Kahlúa, Baileys Irish Cream or other liqueurs are sometimes used for additional variation, as well as chocolate milk. Many restaurants add a ball of vanilla ice-cream into their frappe instead of milk. Though not technically "frappé" (since they are not shaken), some variations are stirred with a spoon, creating a slightly different texture and, according to some, taste.
Frappé outside Greece 
Although a Café Frappé today mostly is associated with the Greek instant coffee version, the rest of the world have during the last two decades embraced the espresso version, simply shaking a double espresso with 1/2 teaspoon white sugar (shaker 2/3 full of ice) and poured directly into a glass. Greek Frappé is also consumed in Cyprus, where the Greek Cypriots adopted the frappé into their culture, in Albania, the Republic of Macedonia, Thailand, Malaysia, Indonesia, parts of Turkey, Ukraine, Poland and Romania. In recent years foreign tourists in Greece have taken frappé to their homelands, where it has been adopted with some differences. In Bulgaria, Coca-cola is sometimes used instead of water (possibly the inspiration for Coca-Cola Blāk), in Denmark, cold milk is often used instead of tap water. In Serbia, frappé (usually called hladan nes, "cold instant coffee") is usually made with milk or ice-cream, and whipped cream is often added on top.
In the United States, a frappé is an iced coffee drink, either sold chilled or frozen. The frozen variant is similar to a smoothie while the chilled formulation is most associated with Starbucks' Frappuccino. The Starbucks in Greece offers both Frappuccino and Greek-style "Frappe" (written by Starbucks without the accent).
- Mabbett, Terry. "Greece in an Instant (Tea & Coffee Trade Journal, October 2007)". Retrieved 2009-10-24.
- :The Milwaukee Journal", July 9, 1897, full text

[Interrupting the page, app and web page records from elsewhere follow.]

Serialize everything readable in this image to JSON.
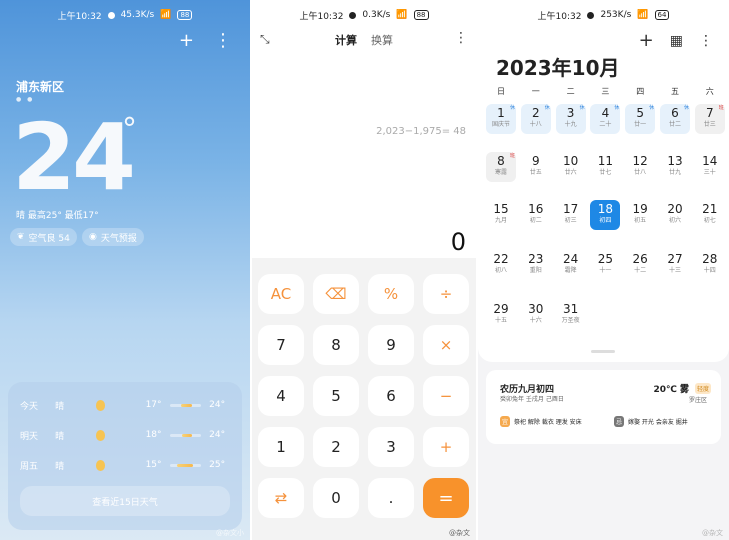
{
  "weather": {
    "status": {
      "time": "上午10:32",
      "speed": "45.3K/s",
      "signal": "5G",
      "battery": "88"
    },
    "add_icon": "+",
    "more_icon": "⋮",
    "city": "浦东新区",
    "temperature": "24",
    "degree_symbol": "°",
    "description": "晴  最高25° 最低17°",
    "air_quality": "空气良 54",
    "weather_alert": "天气预报",
    "forecast": [
      {
        "day": "今天",
        "condition": "晴",
        "low": "17°",
        "high": "24°",
        "low_value": 17,
        "high_value": 24
      },
      {
        "day": "明天",
        "condition": "晴",
        "low": "18°",
        "high": "24°",
        "low_value": 18,
        "high_value": 24
      },
      {
        "day": "周五",
        "condition": "晴",
        "low": "15°",
        "high": "25°",
        "low_value": 15,
        "high_value": 25
      }
    ],
    "forecast_button": "查看近15日天气",
    "watermark": "@杂文小"
  },
  "calculator": {
    "status": {
      "time": "上午10:32",
      "speed": "0.3K/s",
      "signal": "5G",
      "battery": "88"
    },
    "tabs": [
      "计算",
      "换算"
    ],
    "expression": "2,023−1,975= 48",
    "result": "0",
    "keys": [
      [
        "AC",
        "⌫",
        "%",
        "÷"
      ],
      [
        "7",
        "8",
        "9",
        "×"
      ],
      [
        "4",
        "5",
        "6",
        "−"
      ],
      [
        "1",
        "2",
        "3",
        "+"
      ],
      [
        "⇄",
        "0",
        ".",
        "="
      ]
    ],
    "watermark": "@杂文"
  },
  "calendar": {
    "status": {
      "time": "上午10:32",
      "speed": "253K/s",
      "signal": "5G",
      "battery": "64"
    },
    "title": "2023年10月",
    "weekdays": [
      "日",
      "一",
      "二",
      "三",
      "四",
      "五",
      "六"
    ],
    "days": [
      {
        "n": "1",
        "l": "国庆节",
        "t": "hol",
        "tag": "休"
      },
      {
        "n": "2",
        "l": "十八",
        "t": "hol",
        "tag": "休"
      },
      {
        "n": "3",
        "l": "十九",
        "t": "hol",
        "tag": "休"
      },
      {
        "n": "4",
        "l": "二十",
        "t": "hol",
        "tag": "休"
      },
      {
        "n": "5",
        "l": "廿一",
        "t": "hol",
        "tag": "休"
      },
      {
        "n": "6",
        "l": "廿二",
        "t": "hol",
        "tag": "休"
      },
      {
        "n": "7",
        "l": "廿三",
        "t": "work",
        "tag": "班"
      },
      {
        "n": "8",
        "l": "寒露",
        "t": "work",
        "tag": "班"
      },
      {
        "n": "9",
        "l": "廿五",
        "t": "",
        "tag": ""
      },
      {
        "n": "10",
        "l": "廿六",
        "t": "",
        "tag": ""
      },
      {
        "n": "11",
        "l": "廿七",
        "t": "",
        "tag": ""
      },
      {
        "n": "12",
        "l": "廿八",
        "t": "",
        "tag": ""
      },
      {
        "n": "13",
        "l": "廿九",
        "t": "",
        "tag": ""
      },
      {
        "n": "14",
        "l": "三十",
        "t": "",
        "tag": ""
      },
      {
        "n": "15",
        "l": "九月",
        "t": "",
        "tag": ""
      },
      {
        "n": "16",
        "l": "初二",
        "t": "",
        "tag": ""
      },
      {
        "n": "17",
        "l": "初三",
        "t": "",
        "tag": ""
      },
      {
        "n": "18",
        "l": "初四",
        "t": "today",
        "tag": ""
      },
      {
        "n": "19",
        "l": "初五",
        "t": "",
        "tag": ""
      },
      {
        "n": "20",
        "l": "初六",
        "t": "",
        "tag": ""
      },
      {
        "n": "21",
        "l": "初七",
        "t": "",
        "tag": ""
      },
      {
        "n": "22",
        "l": "初八",
        "t": "",
        "tag": ""
      },
      {
        "n": "23",
        "l": "重阳",
        "t": "",
        "tag": ""
      },
      {
        "n": "24",
        "l": "霜降",
        "t": "",
        "tag": ""
      },
      {
        "n": "25",
        "l": "十一",
        "t": "",
        "tag": ""
      },
      {
        "n": "26",
        "l": "十二",
        "t": "",
        "tag": ""
      },
      {
        "n": "27",
        "l": "十三",
        "t": "",
        "tag": ""
      },
      {
        "n": "28",
        "l": "十四",
        "t": "",
        "tag": ""
      },
      {
        "n": "29",
        "l": "十五",
        "t": "",
        "tag": ""
      },
      {
        "n": "30",
        "l": "十六",
        "t": "",
        "tag": ""
      },
      {
        "n": "31",
        "l": "万圣夜",
        "t": "",
        "tag": ""
      }
    ],
    "lunar_date": "农历九月初四",
    "ganzhi": "癸卯兔年 壬戌月 己酉日",
    "weather_temp": "20℃ 雾",
    "air_badge": "轻度",
    "location": "罗庄区",
    "yi_label": "宜",
    "yi": "祭祀 解除 裁衣 理发 安床",
    "ji_label": "忌",
    "ji": "嫁娶 开光 会亲友 掘井",
    "watermark": "@杂文"
  }
}
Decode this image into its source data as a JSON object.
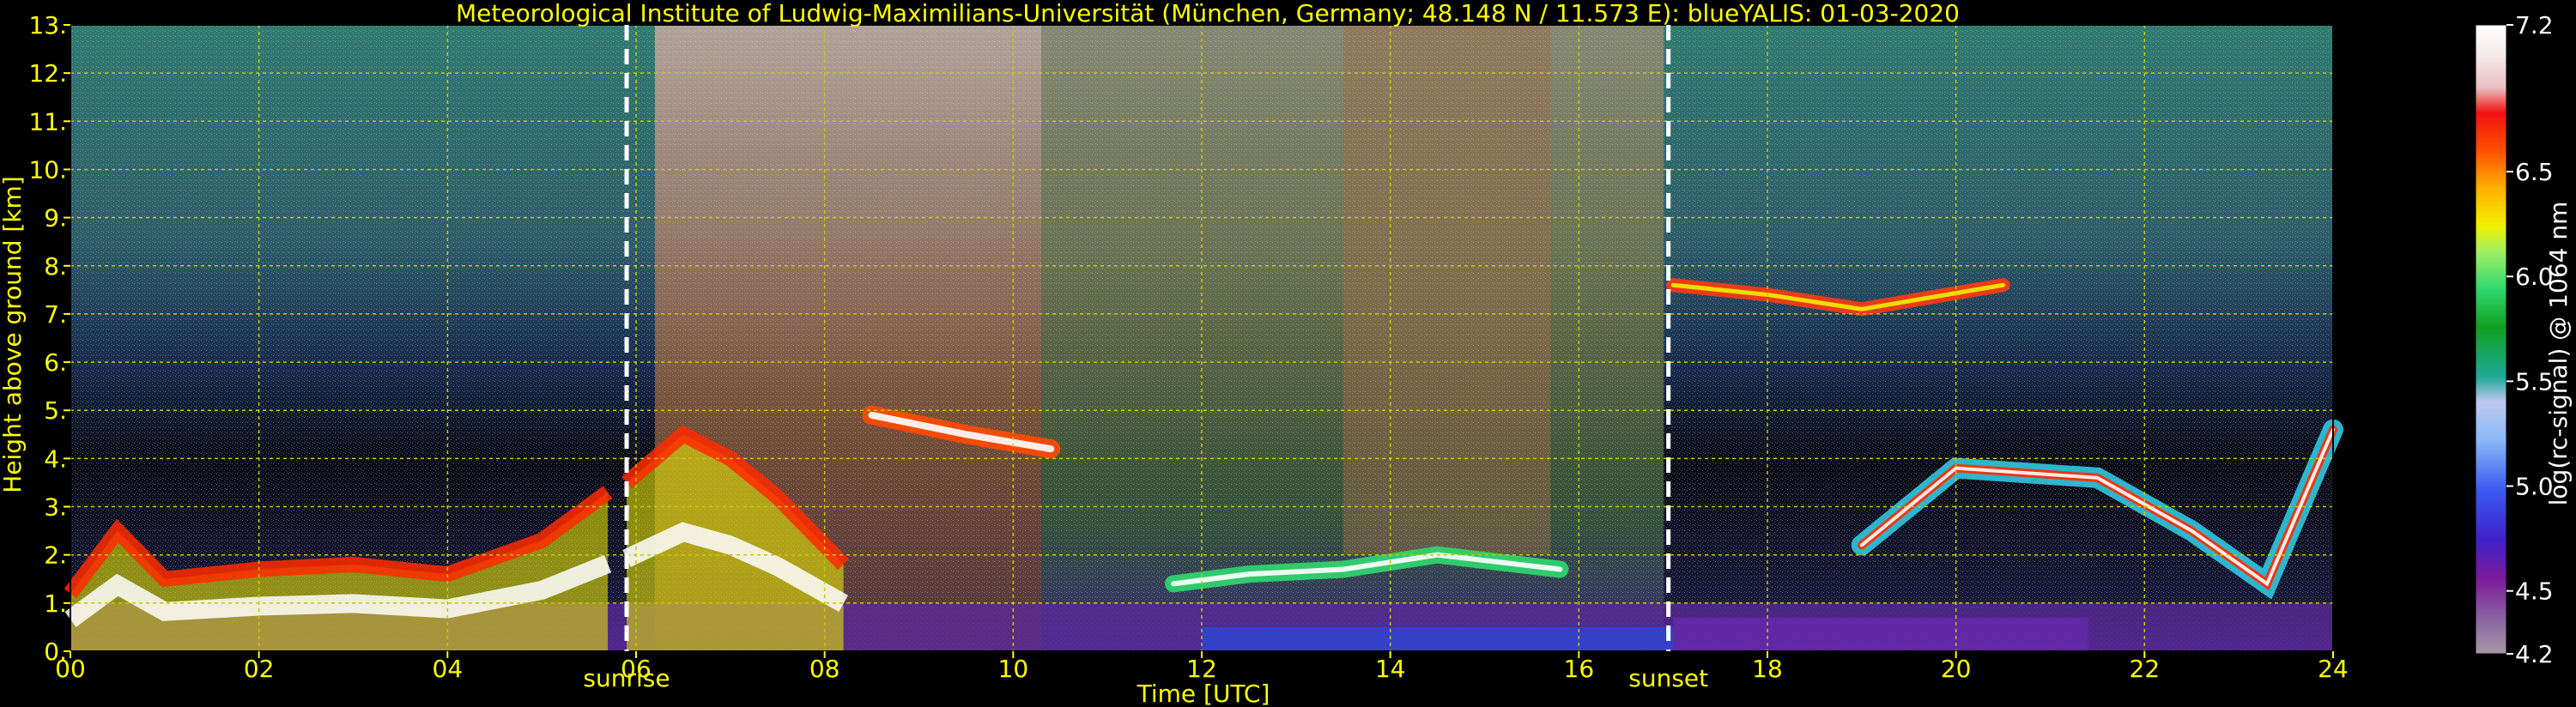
{
  "chart_data": {
    "type": "heatmap",
    "title": "Meteorological Institute of Ludwig-Maximilians-Universität (München, Germany; 48.148 N / 11.573 E):     blueYALIS: 01-03-2020",
    "xlabel": "Time [UTC]",
    "ylabel": "Height above ground [km]",
    "xlim": [
      0,
      24
    ],
    "ylim": [
      0,
      13
    ],
    "x_ticks": [
      "00",
      "02",
      "04",
      "06",
      "08",
      "10",
      "12",
      "14",
      "16",
      "18",
      "20",
      "22",
      "24"
    ],
    "x_tick_values": [
      0,
      2,
      4,
      6,
      8,
      10,
      12,
      14,
      16,
      18,
      20,
      22,
      24
    ],
    "y_ticks": [
      "0.",
      "1.",
      "2.",
      "3.",
      "4.",
      "5.",
      "6.",
      "7.",
      "8.",
      "9.",
      "10.",
      "11.",
      "12.",
      "13."
    ],
    "y_tick_values": [
      0,
      1,
      2,
      3,
      4,
      5,
      6,
      7,
      8,
      9,
      10,
      11,
      12,
      13
    ],
    "grid": true,
    "events": [
      {
        "name": "sunrise",
        "time": 5.9
      },
      {
        "name": "sunset",
        "time": 16.95
      }
    ],
    "colorbar": {
      "label": "log(rc-signal) @ 1064 nm",
      "range": [
        4.2,
        7.2
      ],
      "ticks": [
        "4.2",
        "4.5",
        "5.0",
        "5.5",
        "6.0",
        "6.5",
        "7.2"
      ],
      "tick_values": [
        4.2,
        4.5,
        5.0,
        5.5,
        6.0,
        6.5,
        7.2
      ]
    },
    "features": {
      "boundary_layer_night_top": [
        [
          0.0,
          1.2
        ],
        [
          0.5,
          2.5
        ],
        [
          1.0,
          1.5
        ],
        [
          2.0,
          1.7
        ],
        [
          3.0,
          1.8
        ],
        [
          4.0,
          1.6
        ],
        [
          5.0,
          2.3
        ],
        [
          5.7,
          3.3
        ]
      ],
      "boundary_layer_day_top": [
        [
          5.9,
          3.5
        ],
        [
          6.5,
          4.5
        ],
        [
          7.0,
          4.0
        ],
        [
          7.5,
          3.2
        ],
        [
          8.2,
          1.8
        ]
      ],
      "elevated_layer_morning": [
        [
          8.5,
          4.9
        ],
        [
          9.5,
          4.5
        ],
        [
          10.4,
          4.2
        ]
      ],
      "cloud_base_midday": [
        [
          11.7,
          1.4
        ],
        [
          12.5,
          1.6
        ],
        [
          13.5,
          1.7
        ],
        [
          14.5,
          2.0
        ],
        [
          15.8,
          1.7
        ]
      ],
      "cirrus_evening": [
        [
          17.0,
          7.6
        ],
        [
          18.0,
          7.4
        ],
        [
          19.0,
          7.1
        ],
        [
          20.5,
          7.6
        ]
      ],
      "evening_layers": [
        [
          19.0,
          2.2
        ],
        [
          20.0,
          3.8
        ],
        [
          21.5,
          3.6
        ],
        [
          22.5,
          2.5
        ],
        [
          23.3,
          1.4
        ],
        [
          24.0,
          4.6
        ]
      ]
    },
    "colors": {
      "text": "#ffff00",
      "grid": "#c8c800",
      "event_line": "#ffffff",
      "background": "#000000"
    }
  }
}
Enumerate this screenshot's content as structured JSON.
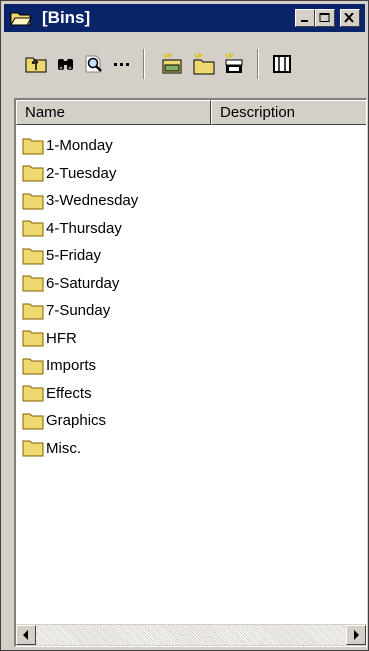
{
  "window": {
    "title": "[Bins]"
  },
  "toolbar": {
    "tools": [
      {
        "icon": "folder-up-icon"
      },
      {
        "icon": "binoculars-find-icon"
      },
      {
        "icon": "magnifier-icon"
      },
      {
        "icon": "ellipsis-icon"
      },
      {
        "icon": "new-bin-icon"
      },
      {
        "icon": "new-folder-icon"
      },
      {
        "icon": "clapper-icon"
      },
      {
        "icon": "column-view-icon"
      }
    ]
  },
  "list": {
    "columns": [
      {
        "label": "Name"
      },
      {
        "label": "Description"
      }
    ],
    "items": [
      {
        "name": "1-Monday"
      },
      {
        "name": "2-Tuesday"
      },
      {
        "name": "3-Wednesday"
      },
      {
        "name": "4-Thursday"
      },
      {
        "name": "5-Friday"
      },
      {
        "name": "6-Saturday"
      },
      {
        "name": "7-Sunday"
      },
      {
        "name": "HFR"
      },
      {
        "name": "Imports"
      },
      {
        "name": "Effects"
      },
      {
        "name": "Graphics"
      },
      {
        "name": "Misc."
      }
    ]
  },
  "colors": {
    "titlebar": "#0a246a",
    "face": "#d4d0c8",
    "folder": "#f0d870"
  }
}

- "Coffee Frappe". Southeast Missourian. Retrieved 2010-09-25. Unknown parameter
- 1957 International Trade Fair in Thessaloniki)
- Mabbett - page 2